Data extracted from a collection:
======

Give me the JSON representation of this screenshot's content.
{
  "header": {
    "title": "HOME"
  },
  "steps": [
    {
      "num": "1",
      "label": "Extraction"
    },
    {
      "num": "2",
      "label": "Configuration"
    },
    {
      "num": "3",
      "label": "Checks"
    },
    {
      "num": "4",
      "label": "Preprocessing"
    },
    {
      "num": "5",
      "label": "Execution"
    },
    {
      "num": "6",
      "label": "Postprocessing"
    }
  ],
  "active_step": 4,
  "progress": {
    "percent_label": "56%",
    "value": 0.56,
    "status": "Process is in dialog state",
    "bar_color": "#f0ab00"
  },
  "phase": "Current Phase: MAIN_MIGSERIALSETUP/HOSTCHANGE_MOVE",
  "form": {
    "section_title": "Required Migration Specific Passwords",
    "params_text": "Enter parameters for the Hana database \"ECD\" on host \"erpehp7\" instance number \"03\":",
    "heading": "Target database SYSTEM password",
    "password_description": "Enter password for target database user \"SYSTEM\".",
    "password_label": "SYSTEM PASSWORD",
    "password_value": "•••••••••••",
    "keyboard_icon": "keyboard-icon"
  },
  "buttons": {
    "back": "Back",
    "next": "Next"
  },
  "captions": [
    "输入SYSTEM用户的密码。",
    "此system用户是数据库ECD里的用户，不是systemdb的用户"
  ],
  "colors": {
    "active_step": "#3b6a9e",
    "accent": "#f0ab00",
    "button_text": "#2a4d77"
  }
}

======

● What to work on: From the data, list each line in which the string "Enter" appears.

● Result below:
    "params_text": "Enter parameters for the Hana database \"ECD\" on host \"erpehp7\" instance number \"03\":",
    "password_description": "Enter password for target database user \"SYSTEM\".",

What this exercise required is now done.